Component data from apps and pages
——

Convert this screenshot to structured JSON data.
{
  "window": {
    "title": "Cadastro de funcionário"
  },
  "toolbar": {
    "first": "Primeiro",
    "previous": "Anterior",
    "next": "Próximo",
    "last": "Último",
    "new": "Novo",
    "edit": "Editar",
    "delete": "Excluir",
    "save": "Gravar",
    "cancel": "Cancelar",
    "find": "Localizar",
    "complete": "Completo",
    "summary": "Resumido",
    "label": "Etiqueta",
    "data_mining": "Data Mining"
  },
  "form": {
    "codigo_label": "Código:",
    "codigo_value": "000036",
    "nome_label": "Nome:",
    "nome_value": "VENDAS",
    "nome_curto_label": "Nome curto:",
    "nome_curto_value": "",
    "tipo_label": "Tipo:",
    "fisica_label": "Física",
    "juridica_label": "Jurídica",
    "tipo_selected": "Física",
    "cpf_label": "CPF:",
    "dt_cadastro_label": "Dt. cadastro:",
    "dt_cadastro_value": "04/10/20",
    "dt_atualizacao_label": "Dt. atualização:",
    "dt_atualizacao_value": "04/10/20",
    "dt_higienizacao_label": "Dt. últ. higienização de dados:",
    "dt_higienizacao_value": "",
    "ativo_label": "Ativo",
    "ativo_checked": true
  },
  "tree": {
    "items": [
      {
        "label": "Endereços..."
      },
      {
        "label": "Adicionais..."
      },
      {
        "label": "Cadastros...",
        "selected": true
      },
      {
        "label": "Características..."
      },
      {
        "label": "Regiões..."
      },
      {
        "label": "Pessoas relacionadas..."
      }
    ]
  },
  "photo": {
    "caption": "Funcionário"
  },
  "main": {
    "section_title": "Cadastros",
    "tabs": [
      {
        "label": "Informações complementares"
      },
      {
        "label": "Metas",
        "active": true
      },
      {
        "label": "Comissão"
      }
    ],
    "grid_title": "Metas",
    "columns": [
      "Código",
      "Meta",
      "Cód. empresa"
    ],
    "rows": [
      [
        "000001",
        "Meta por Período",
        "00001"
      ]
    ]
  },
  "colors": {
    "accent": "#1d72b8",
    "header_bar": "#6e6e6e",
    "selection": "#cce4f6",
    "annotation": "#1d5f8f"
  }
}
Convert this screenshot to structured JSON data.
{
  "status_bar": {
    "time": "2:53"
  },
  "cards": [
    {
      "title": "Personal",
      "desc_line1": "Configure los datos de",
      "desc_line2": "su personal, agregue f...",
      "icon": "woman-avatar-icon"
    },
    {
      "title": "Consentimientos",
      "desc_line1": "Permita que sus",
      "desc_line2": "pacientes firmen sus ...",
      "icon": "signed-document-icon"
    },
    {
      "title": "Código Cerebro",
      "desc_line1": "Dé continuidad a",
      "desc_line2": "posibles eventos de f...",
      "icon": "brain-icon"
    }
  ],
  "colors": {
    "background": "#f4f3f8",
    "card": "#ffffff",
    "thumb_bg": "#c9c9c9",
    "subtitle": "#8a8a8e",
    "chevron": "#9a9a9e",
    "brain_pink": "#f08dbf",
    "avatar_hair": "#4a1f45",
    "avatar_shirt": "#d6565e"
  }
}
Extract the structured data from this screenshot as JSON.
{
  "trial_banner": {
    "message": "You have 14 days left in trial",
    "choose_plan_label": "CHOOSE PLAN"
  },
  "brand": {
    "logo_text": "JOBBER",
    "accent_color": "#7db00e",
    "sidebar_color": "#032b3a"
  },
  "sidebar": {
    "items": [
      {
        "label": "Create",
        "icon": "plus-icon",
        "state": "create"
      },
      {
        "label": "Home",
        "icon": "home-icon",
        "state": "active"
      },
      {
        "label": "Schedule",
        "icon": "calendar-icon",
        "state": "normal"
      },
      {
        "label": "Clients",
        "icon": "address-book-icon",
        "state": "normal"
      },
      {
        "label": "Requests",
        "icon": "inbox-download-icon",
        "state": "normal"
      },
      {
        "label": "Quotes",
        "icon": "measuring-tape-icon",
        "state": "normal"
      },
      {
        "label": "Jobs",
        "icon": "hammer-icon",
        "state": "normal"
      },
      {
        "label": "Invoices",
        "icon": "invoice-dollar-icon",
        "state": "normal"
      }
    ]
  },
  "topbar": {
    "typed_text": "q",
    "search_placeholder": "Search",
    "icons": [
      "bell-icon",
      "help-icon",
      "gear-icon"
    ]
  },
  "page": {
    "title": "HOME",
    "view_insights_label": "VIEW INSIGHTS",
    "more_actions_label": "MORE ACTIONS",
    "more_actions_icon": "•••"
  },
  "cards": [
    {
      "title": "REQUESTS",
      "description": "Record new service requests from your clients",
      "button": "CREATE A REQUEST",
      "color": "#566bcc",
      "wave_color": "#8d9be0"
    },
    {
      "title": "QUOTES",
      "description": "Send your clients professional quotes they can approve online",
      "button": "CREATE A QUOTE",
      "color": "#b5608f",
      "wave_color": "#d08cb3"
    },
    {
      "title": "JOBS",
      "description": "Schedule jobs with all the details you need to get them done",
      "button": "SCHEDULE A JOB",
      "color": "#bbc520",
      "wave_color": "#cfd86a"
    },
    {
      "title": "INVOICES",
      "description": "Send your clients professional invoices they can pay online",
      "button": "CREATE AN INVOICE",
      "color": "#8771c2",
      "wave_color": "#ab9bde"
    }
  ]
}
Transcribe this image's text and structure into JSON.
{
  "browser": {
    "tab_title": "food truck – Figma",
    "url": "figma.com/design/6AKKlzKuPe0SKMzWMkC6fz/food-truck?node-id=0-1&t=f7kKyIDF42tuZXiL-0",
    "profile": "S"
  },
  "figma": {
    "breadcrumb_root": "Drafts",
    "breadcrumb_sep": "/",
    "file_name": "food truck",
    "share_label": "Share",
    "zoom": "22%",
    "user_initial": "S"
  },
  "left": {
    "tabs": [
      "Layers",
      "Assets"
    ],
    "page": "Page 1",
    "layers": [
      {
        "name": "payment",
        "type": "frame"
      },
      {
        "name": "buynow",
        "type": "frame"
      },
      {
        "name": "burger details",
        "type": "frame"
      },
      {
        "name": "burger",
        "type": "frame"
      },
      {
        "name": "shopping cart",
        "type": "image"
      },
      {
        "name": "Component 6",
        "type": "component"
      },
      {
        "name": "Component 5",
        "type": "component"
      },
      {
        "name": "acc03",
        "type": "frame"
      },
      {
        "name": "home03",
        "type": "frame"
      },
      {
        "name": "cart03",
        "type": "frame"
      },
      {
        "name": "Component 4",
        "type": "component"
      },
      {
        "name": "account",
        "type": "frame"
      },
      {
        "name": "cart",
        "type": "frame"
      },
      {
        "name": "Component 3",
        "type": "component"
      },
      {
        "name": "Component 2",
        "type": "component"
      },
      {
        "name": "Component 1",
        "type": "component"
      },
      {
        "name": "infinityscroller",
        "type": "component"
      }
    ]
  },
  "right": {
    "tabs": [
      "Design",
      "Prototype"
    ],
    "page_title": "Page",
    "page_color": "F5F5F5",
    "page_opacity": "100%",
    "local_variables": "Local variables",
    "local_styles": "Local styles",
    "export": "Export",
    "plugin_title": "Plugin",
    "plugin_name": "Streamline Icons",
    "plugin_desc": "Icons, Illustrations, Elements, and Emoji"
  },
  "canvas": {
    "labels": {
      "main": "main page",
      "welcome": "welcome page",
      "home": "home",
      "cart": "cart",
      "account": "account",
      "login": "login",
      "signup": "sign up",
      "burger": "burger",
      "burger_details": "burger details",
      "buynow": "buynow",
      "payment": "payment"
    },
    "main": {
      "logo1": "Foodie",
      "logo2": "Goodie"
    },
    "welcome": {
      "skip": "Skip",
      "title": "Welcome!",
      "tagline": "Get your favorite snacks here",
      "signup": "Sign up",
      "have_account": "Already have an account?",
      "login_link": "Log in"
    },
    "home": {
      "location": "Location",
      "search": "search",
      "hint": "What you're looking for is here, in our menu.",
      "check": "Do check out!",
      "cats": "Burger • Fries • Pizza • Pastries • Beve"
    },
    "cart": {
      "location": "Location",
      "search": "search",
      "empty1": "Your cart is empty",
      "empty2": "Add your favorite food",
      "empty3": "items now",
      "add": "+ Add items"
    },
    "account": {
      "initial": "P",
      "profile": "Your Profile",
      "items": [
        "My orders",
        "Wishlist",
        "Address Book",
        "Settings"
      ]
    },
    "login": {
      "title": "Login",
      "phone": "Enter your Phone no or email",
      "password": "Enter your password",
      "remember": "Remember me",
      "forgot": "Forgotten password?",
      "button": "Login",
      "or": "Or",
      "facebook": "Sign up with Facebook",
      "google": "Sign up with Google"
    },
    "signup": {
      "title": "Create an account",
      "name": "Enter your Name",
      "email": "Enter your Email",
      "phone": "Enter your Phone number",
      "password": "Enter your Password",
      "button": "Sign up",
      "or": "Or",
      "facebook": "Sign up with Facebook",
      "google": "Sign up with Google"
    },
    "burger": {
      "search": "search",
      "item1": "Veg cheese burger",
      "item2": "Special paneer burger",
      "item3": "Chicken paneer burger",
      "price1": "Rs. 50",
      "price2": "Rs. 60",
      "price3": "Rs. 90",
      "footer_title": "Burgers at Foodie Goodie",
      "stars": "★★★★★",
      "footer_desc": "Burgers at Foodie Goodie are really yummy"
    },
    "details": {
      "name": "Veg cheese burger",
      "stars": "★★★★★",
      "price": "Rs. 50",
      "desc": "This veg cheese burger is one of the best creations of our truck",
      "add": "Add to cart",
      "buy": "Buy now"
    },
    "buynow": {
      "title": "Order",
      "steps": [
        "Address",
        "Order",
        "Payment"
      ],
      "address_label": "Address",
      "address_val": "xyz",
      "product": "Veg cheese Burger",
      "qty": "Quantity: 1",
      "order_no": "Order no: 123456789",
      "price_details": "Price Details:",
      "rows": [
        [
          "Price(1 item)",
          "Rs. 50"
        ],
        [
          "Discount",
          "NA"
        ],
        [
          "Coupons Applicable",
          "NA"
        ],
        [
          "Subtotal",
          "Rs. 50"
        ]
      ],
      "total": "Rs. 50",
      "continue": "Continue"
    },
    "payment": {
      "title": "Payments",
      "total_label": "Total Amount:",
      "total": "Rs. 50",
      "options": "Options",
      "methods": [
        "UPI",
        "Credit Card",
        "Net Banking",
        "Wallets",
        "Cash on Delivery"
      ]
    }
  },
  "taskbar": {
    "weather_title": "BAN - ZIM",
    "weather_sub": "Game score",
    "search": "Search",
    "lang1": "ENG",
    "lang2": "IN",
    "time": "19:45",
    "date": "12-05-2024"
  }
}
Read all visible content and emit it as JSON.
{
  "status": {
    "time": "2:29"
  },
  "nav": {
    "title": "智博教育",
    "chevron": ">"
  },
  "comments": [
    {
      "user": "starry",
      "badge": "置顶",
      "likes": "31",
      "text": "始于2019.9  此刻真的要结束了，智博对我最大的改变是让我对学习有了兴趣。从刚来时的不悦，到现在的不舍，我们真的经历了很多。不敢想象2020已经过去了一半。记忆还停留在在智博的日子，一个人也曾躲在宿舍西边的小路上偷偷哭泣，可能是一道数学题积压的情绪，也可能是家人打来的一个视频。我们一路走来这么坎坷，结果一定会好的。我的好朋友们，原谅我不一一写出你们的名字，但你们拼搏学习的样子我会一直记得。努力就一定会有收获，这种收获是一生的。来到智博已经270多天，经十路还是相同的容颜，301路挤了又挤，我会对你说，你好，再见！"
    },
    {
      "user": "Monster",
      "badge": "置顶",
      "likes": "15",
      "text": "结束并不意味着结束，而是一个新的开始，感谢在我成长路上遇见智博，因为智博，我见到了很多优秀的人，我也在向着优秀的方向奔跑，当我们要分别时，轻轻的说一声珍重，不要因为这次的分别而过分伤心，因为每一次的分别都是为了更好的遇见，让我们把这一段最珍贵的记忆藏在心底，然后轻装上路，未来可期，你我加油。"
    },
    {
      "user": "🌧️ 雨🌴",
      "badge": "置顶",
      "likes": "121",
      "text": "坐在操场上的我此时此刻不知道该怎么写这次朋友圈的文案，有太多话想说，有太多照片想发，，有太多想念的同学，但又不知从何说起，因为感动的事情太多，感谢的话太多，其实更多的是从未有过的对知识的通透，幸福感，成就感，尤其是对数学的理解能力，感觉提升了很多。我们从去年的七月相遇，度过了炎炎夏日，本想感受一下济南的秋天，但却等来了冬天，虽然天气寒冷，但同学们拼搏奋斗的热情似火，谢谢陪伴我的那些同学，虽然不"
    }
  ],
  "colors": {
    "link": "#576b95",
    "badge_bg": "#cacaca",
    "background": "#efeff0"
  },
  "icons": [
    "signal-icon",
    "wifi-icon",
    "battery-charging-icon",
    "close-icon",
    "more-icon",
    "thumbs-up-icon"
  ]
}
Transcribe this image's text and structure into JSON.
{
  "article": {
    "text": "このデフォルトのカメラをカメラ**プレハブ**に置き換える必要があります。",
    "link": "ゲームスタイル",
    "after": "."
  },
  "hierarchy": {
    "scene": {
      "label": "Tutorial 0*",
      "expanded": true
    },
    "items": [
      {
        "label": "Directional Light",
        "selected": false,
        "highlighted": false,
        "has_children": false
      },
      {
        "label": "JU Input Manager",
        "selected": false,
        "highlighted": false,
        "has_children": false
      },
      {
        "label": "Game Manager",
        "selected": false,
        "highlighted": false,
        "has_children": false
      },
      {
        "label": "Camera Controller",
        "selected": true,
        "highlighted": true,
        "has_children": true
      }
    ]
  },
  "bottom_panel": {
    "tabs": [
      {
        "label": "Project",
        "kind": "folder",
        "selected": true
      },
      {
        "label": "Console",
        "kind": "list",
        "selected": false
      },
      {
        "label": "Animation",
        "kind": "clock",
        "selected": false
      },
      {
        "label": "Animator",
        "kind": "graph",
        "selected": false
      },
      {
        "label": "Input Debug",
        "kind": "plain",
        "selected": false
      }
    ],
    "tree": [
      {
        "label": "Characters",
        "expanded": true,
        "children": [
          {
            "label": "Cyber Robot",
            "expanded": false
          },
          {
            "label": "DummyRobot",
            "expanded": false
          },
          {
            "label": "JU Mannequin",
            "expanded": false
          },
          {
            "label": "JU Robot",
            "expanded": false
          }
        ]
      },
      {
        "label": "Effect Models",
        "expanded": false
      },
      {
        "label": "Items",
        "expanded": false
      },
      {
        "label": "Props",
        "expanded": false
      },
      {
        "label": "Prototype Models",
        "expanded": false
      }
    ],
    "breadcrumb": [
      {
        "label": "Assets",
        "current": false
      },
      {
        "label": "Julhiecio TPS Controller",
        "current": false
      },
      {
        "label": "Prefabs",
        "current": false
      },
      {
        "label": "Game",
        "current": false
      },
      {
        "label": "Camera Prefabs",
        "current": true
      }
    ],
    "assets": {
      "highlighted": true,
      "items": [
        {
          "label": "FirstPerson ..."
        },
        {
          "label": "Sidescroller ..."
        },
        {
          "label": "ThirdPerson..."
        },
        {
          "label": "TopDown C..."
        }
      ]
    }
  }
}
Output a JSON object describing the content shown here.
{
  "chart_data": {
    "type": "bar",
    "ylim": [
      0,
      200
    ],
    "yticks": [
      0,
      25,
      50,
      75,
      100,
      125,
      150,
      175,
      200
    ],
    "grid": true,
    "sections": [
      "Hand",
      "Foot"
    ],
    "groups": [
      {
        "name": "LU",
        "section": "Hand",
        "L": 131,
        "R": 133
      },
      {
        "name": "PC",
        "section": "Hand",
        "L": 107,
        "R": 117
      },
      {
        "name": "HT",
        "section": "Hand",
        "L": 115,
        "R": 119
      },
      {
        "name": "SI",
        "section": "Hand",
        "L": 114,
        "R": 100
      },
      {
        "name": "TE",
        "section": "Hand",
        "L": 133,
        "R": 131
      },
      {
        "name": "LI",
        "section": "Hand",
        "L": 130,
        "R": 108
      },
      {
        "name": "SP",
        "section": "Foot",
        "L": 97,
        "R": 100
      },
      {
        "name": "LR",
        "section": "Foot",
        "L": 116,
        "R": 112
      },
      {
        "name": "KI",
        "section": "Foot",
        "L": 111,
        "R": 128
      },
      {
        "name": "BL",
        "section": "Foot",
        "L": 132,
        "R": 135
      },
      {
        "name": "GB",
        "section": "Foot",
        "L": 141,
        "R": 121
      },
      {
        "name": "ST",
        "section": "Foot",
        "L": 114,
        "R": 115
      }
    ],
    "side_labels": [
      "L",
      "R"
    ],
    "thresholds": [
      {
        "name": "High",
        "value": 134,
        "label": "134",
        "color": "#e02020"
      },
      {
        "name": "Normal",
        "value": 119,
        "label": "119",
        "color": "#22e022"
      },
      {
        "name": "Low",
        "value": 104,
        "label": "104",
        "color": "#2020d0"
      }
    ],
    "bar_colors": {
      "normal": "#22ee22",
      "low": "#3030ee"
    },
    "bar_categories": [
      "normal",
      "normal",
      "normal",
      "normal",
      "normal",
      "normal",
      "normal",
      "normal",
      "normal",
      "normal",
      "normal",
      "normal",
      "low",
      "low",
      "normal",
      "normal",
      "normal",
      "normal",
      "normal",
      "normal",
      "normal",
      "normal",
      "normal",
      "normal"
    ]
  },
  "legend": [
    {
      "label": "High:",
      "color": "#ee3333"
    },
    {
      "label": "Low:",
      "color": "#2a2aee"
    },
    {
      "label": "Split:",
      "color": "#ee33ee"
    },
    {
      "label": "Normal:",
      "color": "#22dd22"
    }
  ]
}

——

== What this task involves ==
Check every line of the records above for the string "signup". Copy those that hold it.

== Expected answer ==
      "signup": "sign up",
      "signup": "Sign up",
    "signup": {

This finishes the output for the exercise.